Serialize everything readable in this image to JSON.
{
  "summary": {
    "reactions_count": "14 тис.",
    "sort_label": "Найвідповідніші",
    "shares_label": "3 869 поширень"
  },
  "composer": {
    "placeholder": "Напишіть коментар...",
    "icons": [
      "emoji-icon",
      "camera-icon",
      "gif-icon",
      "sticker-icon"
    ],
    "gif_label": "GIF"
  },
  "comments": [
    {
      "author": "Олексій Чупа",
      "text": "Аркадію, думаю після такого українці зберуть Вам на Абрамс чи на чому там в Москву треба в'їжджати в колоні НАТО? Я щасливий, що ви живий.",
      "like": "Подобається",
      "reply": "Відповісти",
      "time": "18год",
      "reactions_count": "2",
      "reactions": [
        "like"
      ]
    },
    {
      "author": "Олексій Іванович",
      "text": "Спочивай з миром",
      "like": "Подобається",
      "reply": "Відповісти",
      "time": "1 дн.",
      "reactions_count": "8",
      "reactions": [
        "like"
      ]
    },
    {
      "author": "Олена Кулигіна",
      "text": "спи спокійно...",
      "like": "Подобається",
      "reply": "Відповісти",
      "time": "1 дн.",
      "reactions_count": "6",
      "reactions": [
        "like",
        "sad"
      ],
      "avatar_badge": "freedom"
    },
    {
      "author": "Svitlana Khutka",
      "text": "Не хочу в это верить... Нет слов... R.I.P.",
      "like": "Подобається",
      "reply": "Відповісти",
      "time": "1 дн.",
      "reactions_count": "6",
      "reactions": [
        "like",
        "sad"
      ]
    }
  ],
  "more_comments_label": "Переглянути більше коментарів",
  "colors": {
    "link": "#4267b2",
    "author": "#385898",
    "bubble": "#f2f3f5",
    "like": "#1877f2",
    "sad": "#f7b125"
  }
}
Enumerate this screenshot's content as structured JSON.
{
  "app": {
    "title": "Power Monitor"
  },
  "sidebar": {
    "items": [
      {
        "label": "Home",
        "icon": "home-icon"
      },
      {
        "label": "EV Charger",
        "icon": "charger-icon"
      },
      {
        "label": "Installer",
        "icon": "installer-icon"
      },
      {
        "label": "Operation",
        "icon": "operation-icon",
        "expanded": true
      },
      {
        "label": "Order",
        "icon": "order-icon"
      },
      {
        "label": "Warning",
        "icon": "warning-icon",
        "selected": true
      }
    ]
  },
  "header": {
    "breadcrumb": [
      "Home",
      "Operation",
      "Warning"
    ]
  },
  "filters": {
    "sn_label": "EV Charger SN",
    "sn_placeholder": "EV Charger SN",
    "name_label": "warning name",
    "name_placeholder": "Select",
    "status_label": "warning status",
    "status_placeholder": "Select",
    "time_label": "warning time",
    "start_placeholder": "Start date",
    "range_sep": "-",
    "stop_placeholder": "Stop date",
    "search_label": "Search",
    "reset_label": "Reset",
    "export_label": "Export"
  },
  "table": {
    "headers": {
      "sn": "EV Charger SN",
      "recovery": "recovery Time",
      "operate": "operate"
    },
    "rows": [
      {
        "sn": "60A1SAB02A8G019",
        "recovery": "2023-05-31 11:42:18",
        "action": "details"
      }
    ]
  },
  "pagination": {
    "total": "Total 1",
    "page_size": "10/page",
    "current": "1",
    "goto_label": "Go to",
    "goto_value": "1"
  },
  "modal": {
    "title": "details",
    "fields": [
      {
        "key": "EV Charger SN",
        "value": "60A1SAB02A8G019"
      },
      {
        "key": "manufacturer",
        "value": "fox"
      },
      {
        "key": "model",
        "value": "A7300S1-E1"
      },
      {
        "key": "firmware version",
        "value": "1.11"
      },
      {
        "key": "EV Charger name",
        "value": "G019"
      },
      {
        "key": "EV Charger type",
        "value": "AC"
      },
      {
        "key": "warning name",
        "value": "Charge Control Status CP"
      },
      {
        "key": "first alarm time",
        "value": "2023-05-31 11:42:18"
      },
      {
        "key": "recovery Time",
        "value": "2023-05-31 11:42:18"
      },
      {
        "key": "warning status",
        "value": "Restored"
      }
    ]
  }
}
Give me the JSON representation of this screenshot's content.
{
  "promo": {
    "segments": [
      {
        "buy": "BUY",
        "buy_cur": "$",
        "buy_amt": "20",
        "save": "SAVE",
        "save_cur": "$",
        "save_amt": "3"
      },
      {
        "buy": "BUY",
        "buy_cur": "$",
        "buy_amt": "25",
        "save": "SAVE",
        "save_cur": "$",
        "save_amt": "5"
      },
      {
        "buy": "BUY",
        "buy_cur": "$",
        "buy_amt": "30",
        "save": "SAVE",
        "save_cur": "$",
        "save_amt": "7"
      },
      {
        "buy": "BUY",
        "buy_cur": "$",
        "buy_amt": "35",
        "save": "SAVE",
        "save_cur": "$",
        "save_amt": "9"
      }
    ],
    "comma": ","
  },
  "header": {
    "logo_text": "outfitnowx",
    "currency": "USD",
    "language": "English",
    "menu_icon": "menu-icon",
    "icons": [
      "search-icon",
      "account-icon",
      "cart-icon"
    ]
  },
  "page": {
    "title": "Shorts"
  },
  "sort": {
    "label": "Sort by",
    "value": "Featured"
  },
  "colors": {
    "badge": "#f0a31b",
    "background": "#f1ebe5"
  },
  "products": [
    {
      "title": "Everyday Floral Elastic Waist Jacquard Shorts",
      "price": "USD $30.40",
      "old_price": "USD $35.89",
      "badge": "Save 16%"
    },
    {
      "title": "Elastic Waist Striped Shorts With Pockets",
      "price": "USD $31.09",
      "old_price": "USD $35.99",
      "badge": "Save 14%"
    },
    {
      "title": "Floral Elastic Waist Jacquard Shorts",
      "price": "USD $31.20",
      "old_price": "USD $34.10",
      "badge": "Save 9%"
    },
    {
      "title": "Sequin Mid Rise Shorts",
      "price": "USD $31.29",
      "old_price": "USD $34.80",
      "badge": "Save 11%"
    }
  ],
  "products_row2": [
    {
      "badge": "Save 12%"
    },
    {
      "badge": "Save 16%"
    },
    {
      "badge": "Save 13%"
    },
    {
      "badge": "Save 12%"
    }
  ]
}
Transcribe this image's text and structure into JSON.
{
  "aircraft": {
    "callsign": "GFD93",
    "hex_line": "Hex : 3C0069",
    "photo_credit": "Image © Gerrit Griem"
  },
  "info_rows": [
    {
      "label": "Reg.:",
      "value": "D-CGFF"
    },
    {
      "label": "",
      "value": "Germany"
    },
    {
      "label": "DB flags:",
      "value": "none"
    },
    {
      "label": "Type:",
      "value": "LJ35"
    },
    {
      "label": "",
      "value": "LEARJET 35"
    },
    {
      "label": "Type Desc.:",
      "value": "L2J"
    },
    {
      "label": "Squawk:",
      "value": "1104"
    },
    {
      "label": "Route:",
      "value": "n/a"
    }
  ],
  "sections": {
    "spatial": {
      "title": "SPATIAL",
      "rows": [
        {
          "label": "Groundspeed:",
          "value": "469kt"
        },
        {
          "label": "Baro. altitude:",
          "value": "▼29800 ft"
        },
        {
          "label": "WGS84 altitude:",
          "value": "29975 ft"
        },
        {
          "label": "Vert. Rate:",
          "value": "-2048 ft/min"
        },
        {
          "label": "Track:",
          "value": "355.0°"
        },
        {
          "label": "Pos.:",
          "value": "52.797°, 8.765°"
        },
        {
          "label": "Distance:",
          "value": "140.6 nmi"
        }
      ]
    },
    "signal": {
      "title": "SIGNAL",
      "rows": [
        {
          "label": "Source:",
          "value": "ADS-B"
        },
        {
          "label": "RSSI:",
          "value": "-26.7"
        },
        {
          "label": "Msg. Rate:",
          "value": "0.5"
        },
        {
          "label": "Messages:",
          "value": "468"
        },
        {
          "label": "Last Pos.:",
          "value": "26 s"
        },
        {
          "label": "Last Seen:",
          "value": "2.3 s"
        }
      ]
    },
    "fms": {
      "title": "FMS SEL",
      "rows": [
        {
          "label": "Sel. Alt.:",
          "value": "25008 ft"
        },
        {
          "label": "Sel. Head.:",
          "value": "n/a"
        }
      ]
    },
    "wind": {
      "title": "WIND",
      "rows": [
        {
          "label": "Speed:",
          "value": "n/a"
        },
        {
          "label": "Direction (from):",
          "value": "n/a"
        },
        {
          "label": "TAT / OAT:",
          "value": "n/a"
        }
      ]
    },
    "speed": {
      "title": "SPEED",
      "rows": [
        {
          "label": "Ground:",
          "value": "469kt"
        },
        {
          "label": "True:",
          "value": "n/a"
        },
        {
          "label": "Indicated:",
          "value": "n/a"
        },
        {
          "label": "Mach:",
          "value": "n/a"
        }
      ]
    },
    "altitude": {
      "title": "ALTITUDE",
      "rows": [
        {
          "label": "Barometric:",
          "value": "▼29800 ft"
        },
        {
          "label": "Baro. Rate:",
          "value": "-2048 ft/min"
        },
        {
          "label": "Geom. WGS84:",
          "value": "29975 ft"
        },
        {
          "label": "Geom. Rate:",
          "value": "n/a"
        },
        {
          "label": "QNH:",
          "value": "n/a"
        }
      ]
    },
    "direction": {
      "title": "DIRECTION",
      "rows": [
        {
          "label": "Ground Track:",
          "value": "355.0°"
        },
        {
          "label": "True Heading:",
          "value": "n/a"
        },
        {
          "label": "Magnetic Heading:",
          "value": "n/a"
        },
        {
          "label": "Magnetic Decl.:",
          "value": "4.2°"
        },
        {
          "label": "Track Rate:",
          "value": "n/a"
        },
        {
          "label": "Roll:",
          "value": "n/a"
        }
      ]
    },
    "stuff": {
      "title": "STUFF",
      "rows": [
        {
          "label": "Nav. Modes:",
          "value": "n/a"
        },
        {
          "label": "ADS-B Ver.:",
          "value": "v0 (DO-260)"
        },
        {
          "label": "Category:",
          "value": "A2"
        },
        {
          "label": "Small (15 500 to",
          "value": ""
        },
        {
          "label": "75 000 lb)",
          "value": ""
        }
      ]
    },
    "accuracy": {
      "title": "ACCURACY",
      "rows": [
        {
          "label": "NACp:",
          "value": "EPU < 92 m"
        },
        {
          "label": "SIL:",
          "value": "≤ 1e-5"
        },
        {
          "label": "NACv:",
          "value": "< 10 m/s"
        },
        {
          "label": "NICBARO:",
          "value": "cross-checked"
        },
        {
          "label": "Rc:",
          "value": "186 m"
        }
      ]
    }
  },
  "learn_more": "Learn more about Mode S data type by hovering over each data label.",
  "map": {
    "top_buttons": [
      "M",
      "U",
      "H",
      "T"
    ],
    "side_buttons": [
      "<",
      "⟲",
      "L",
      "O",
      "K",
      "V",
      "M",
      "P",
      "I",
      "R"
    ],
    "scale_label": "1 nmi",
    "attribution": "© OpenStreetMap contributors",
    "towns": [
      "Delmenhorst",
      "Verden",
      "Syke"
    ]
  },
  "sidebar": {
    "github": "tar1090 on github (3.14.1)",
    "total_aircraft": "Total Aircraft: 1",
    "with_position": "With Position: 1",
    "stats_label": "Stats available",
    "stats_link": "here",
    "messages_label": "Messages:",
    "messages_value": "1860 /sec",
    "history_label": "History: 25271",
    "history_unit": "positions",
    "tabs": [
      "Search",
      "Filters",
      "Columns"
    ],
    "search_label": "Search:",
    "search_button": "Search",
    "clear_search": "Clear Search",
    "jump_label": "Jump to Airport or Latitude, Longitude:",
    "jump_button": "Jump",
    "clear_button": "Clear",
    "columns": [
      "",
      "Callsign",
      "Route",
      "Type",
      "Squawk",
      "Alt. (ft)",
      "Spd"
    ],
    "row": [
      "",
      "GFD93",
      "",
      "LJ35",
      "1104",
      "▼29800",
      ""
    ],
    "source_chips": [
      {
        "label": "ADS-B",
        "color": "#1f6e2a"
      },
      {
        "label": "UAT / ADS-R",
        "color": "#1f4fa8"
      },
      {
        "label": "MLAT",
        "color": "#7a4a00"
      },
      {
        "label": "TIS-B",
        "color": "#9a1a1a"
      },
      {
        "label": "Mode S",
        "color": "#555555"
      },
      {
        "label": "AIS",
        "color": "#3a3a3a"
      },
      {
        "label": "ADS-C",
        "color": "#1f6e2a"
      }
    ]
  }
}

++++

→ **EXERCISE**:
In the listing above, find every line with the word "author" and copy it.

→ **RESPONSE TO THE EXERCISE**:
      "author": "Олексій Чупа",
      "author": "Олексій Іванович",
      "author": "Олена Кулигіна",
      "author": "Svitlana Khutka",
    "author": "#385898",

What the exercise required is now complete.